[What is expected] Though the entries contain pictures, the copy you make should hold only the rest, exactly as written.

[Source records]

━━━━━━━━

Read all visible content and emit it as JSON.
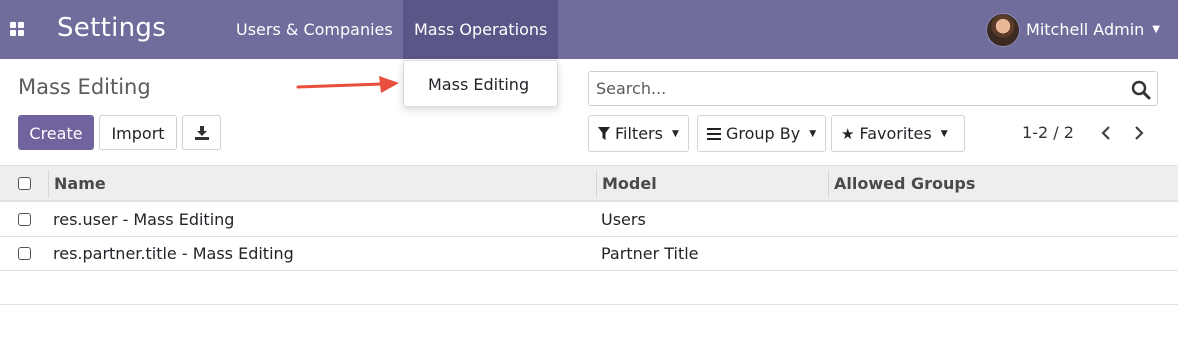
{
  "navbar": {
    "brand": "Settings",
    "menu": [
      {
        "label": "Users & Companies"
      },
      {
        "label": "Mass Operations"
      }
    ],
    "user_name": "Mitchell Admin"
  },
  "dropdown": {
    "items": [
      {
        "label": "Mass Editing"
      }
    ]
  },
  "control_panel": {
    "title": "Mass Editing",
    "create_label": "Create",
    "import_label": "Import",
    "search_placeholder": "Search...",
    "filters_label": "Filters",
    "group_by_label": "Group By",
    "favorites_label": "Favorites",
    "pager": "1-2 / 2"
  },
  "table": {
    "headers": [
      "Name",
      "Model",
      "Allowed Groups"
    ],
    "rows": [
      {
        "name": "res.user - Mass Editing",
        "model": "Users",
        "groups": ""
      },
      {
        "name": "res.partner.title - Mass Editing",
        "model": "Partner Title",
        "groups": ""
      }
    ]
  },
  "colors": {
    "navbar": "#706c9c",
    "active_menu": "#5a5687",
    "primary_button": "#71639e",
    "annotation_arrow": "#ea4e3c"
  }
}
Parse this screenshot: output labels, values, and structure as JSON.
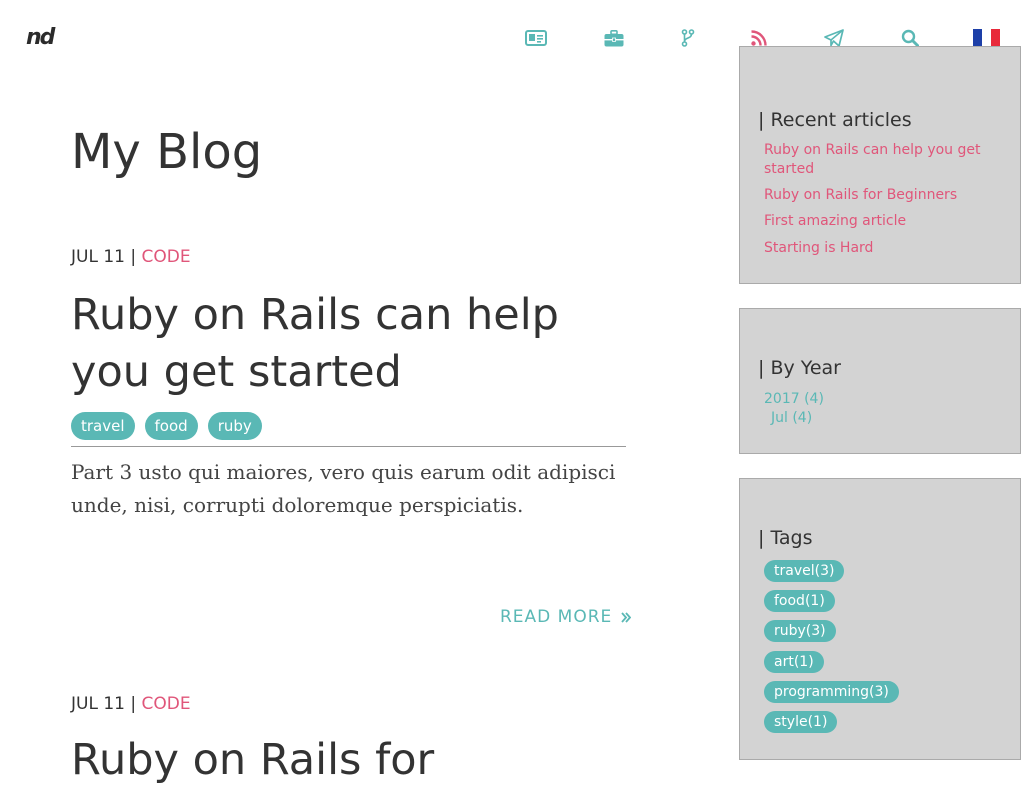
{
  "header": {
    "logo": "nd",
    "nav_icons": [
      "id-card-icon",
      "briefcase-icon",
      "code-fork-icon",
      "rss-icon",
      "paper-plane-icon",
      "search-icon"
    ],
    "language_flag": "france-flag-icon",
    "accent_color": "#5ab8b5"
  },
  "main": {
    "page_title": "My Blog",
    "posts": [
      {
        "date": "JUL 11",
        "separator": "|",
        "category": "CODE",
        "title": "Ruby on Rails can help you get started",
        "tags": [
          "travel",
          "food",
          "ruby"
        ],
        "excerpt": "Part 3 usto qui maiores, vero quis earum odit adipisci unde, nisi, corrupti doloremque perspiciatis.",
        "read_more": "READ MORE"
      },
      {
        "date": "JUL 11",
        "separator": "|",
        "category": "CODE",
        "title": "Ruby on Rails for"
      }
    ]
  },
  "sidebar": {
    "recent": {
      "title": "| Recent articles",
      "items": [
        "Ruby on Rails can help you get started",
        "Ruby on Rails for Beginners",
        "First amazing article",
        "Starting is Hard"
      ]
    },
    "by_year": {
      "title": "| By Year",
      "year": "2017 (4)",
      "month": "Jul (4)"
    },
    "tags": {
      "title": "| Tags",
      "items": [
        "travel(3)",
        "food(1)",
        "ruby(3)",
        "art(1)",
        "programming(3)",
        "style(1)"
      ]
    }
  },
  "colors": {
    "teal": "#5ab8b5",
    "pink": "#e0567a",
    "panel_bg": "#d3d3d3"
  }
}
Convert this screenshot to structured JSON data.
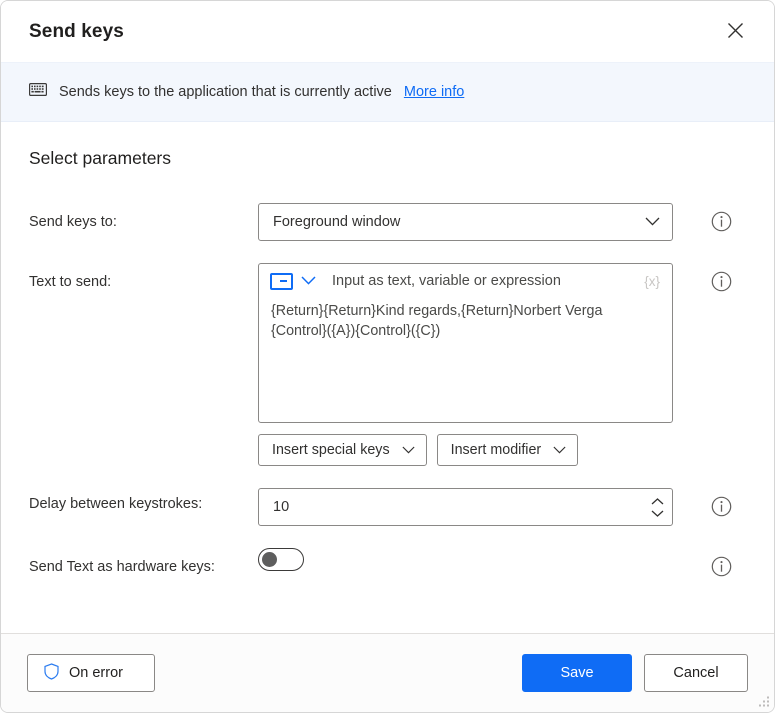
{
  "window": {
    "title": "Send keys",
    "close_label": "×",
    "close_icon": "close-icon",
    "resize_grip_icon": "resize-grip-icon"
  },
  "banner": {
    "icon": "keyboard-icon",
    "text": "Sends keys to the application that is currently active",
    "link_label": "More info"
  },
  "section": {
    "heading": "Select parameters"
  },
  "fields": {
    "send_keys_to": {
      "label": "Send keys to:",
      "value": "Foreground window",
      "options": [
        "Foreground window"
      ],
      "chevron_icon": "chevron-down-icon",
      "info_icon": "info-icon"
    },
    "text_to_send": {
      "label": "Text to send:",
      "type_icon": "input-type-icon",
      "type_chevron_icon": "chevron-down-icon",
      "placeholder": "Input as text, variable or expression",
      "variable_badge": "{x}",
      "value": "{Return}{Return}Kind regards,{Return}Norbert Verga\n{Control}({A}){Control}({C})",
      "info_icon": "info-icon",
      "insert_special_keys_label": "Insert special keys",
      "insert_modifier_label": "Insert modifier"
    },
    "delay": {
      "label": "Delay between keystrokes:",
      "value": "10",
      "increment_icon": "chevron-up-icon",
      "decrement_icon": "chevron-down-icon",
      "info_icon": "info-icon"
    },
    "hardware_keys": {
      "label": "Send Text as hardware keys:",
      "state": "off",
      "info_icon": "info-icon"
    }
  },
  "footer": {
    "on_error_label": "On error",
    "on_error_icon": "shield-icon",
    "save_label": "Save",
    "cancel_label": "Cancel"
  },
  "colors": {
    "accent": "#0f6cf5",
    "banner_bg": "#f3f7fd",
    "text": "#323130",
    "border": "#8a8886"
  }
}
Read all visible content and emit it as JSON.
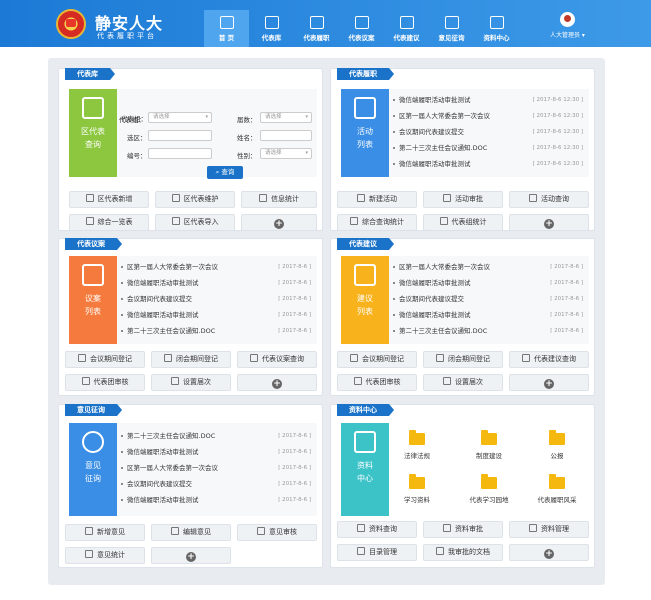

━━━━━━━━

[Task response]
Read all visible content and emit it as JSON.
{
  "navbar": {
    "brand": "Settings",
    "menu": [
      {
        "label": "Users & Companies"
      },
      {
        "label": "Mass Operations"
      }
    ],
    "user_name": "Mitchell Admin"
  },
  "dropdown": {
    "items": [
      {
        "label": "Mass Editing"
      }
    ]
  },
  "control_panel": {
    "title": "Mass Editing",
    "create_label": "Create",
    "import_label": "Import",
    "search_placeholder": "Search...",
    "filters_label": "Filters",
    "group_by_label": "Group By",
    "favorites_label": "Favorites",
    "pager": "1-2 / 2"
  },
  "table": {
    "headers": [
      "Name",
      "Model",
      "Allowed Groups"
    ],
    "rows": [
      {
        "name": "res.user - Mass Editing",
        "model": "Users",
        "groups": ""
      },
      {
        "name": "res.partner.title - Mass Editing",
        "model": "Partner Title",
        "groups": ""
      }
    ]
  },
  "colors": {
    "navbar": "#706c9c",
    "active_menu": "#5a5687",
    "primary_button": "#71639e",
    "annotation_arrow": "#ea4e3c"
  }
}
Parse this screenshot: output labels, values, and structure as JSON.
{
  "header": {
    "logo": "nd",
    "nav_icons": [
      "id-card-icon",
      "briefcase-icon",
      "code-fork-icon",
      "rss-icon",
      "paper-plane-icon",
      "search-icon"
    ],
    "language_flag": "france-flag-icon",
    "accent_color": "#5ab8b5"
  },
  "main": {
    "page_title": "My Blog",
    "posts": [
      {
        "date": "JUL 11",
        "separator": "|",
        "category": "CODE",
        "title": "Ruby on Rails can help you get started",
        "tags": [
          "travel",
          "food",
          "ruby"
        ],
        "excerpt": "Part 3 usto qui maiores, vero quis earum odit adipisci unde, nisi, corrupti doloremque perspiciatis.",
        "read_more": "READ MORE"
      },
      {
        "date": "JUL 11",
        "separator": "|",
        "category": "CODE",
        "title": "Ruby on Rails for"
      }
    ]
  },
  "sidebar": {
    "recent": {
      "title": "| Recent articles",
      "items": [
        "Ruby on Rails can help you get started",
        "Ruby on Rails for Beginners",
        "First amazing article",
        "Starting is Hard"
      ]
    },
    "by_year": {
      "title": "| By Year",
      "year": "2017 (4)",
      "month": "Jul (4)"
    },
    "tags": {
      "title": "| Tags",
      "items": [
        "travel(3)",
        "food(1)",
        "ruby(3)",
        "art(1)",
        "programming(3)",
        "style(1)"
      ]
    }
  },
  "colors": {
    "teal": "#5ab8b5",
    "pink": "#e0567a",
    "panel_bg": "#d3d3d3"
  }
}
Convert this screenshot to structured JSON data.
{
  "window": {
    "title": "Send keys",
    "close_label": "×",
    "close_icon": "close-icon",
    "resize_grip_icon": "resize-grip-icon"
  },
  "banner": {
    "icon": "keyboard-icon",
    "text": "Sends keys to the application that is currently active",
    "link_label": "More info"
  },
  "section": {
    "heading": "Select parameters"
  },
  "fields": {
    "send_keys_to": {
      "label": "Send keys to:",
      "value": "Foreground window",
      "options": [
        "Foreground window"
      ],
      "chevron_icon": "chevron-down-icon",
      "info_icon": "info-icon"
    },
    "text_to_send": {
      "label": "Text to send:",
      "type_icon": "input-type-icon",
      "type_chevron_icon": "chevron-down-icon",
      "placeholder": "Input as text, variable or expression",
      "variable_badge": "{x}",
      "value": "{Return}{Return}Kind regards,{Return}Norbert Verga\n{Control}({A}){Control}({C})",
      "info_icon": "info-icon",
      "insert_special_keys_label": "Insert special keys",
      "insert_modifier_label": "Insert modifier"
    },
    "delay": {
      "label": "Delay between keystrokes:",
      "value": "10",
      "increment_icon": "chevron-up-icon",
      "decrement_icon": "chevron-down-icon",
      "info_icon": "info-icon"
    },
    "hardware_keys": {
      "label": "Send Text as hardware keys:",
      "state": "off",
      "info_icon": "info-icon"
    }
  },
  "footer": {
    "on_error_label": "On error",
    "on_error_icon": "shield-icon",
    "save_label": "Save",
    "cancel_label": "Cancel"
  },
  "colors": {
    "accent": "#0f6cf5",
    "banner_bg": "#f3f7fd",
    "text": "#323130",
    "border": "#8a8886"
  }
}
Read all visible content and emit it as JSON.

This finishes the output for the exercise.